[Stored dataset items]
>>>>
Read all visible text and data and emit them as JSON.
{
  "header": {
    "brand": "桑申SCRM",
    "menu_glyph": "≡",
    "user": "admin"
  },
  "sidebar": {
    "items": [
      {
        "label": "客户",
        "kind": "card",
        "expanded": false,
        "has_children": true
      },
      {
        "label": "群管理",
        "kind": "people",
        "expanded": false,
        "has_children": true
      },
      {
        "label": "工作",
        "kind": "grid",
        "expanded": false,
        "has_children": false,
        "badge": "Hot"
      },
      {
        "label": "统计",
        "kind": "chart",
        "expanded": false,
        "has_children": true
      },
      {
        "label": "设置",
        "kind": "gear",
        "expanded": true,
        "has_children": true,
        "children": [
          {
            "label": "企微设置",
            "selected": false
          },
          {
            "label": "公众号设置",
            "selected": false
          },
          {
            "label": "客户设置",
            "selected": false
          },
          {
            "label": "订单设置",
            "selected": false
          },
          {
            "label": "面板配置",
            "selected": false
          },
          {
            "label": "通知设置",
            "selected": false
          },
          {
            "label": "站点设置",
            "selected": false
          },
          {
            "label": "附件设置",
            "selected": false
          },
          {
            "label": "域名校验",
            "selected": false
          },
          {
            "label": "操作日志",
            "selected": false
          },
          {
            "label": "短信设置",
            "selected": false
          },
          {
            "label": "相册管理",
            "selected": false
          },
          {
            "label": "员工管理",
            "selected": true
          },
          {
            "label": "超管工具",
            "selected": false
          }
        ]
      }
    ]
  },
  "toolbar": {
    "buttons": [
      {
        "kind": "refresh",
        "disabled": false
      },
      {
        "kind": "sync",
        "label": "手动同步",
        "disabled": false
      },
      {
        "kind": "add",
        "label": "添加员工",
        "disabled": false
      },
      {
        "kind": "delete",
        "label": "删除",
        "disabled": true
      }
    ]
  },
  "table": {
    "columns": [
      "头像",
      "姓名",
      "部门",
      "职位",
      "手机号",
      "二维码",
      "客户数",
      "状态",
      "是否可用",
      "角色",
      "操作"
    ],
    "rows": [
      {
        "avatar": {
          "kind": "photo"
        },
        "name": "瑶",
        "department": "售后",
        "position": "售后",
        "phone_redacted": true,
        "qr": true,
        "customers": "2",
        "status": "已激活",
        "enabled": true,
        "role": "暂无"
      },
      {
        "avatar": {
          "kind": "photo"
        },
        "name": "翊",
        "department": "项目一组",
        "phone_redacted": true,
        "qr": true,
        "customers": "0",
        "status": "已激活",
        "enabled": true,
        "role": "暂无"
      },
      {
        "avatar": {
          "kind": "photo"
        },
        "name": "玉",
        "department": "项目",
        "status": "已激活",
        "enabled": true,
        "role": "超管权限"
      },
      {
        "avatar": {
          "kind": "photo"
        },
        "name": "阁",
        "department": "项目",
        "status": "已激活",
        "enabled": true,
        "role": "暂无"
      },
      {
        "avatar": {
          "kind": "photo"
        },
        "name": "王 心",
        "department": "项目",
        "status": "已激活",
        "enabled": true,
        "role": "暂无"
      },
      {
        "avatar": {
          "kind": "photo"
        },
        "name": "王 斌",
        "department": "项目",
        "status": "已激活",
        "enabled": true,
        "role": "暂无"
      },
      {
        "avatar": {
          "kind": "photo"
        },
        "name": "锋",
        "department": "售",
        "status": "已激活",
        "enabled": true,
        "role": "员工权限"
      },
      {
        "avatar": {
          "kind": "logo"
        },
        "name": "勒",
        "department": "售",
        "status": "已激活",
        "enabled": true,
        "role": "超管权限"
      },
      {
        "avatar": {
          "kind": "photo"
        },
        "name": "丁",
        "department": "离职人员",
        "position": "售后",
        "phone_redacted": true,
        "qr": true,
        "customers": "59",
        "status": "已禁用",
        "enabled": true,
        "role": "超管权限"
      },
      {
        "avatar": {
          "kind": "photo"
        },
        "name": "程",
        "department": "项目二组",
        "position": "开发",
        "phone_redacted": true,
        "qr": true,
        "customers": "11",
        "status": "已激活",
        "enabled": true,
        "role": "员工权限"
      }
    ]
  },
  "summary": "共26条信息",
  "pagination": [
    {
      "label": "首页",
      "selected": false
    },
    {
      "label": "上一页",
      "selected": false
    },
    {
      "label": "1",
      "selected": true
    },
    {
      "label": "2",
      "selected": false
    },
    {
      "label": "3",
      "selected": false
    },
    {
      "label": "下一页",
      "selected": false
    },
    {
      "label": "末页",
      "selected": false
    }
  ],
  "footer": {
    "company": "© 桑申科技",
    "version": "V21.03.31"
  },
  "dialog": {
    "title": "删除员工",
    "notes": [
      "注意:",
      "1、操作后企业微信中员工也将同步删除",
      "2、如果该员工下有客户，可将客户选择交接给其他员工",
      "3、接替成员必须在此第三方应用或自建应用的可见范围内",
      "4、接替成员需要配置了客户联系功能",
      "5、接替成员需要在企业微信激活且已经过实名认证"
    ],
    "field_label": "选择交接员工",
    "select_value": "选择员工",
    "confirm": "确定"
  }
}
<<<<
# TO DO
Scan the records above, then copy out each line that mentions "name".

# REPLY
        "name": "瑶",
        "name": "翊",
        "name": "玉",
        "name": "阁",
        "name": "王 心",
        "name": "王 斌",
        "name": "锋",
        "name": "勒",
        "name": "丁",
        "name": "程",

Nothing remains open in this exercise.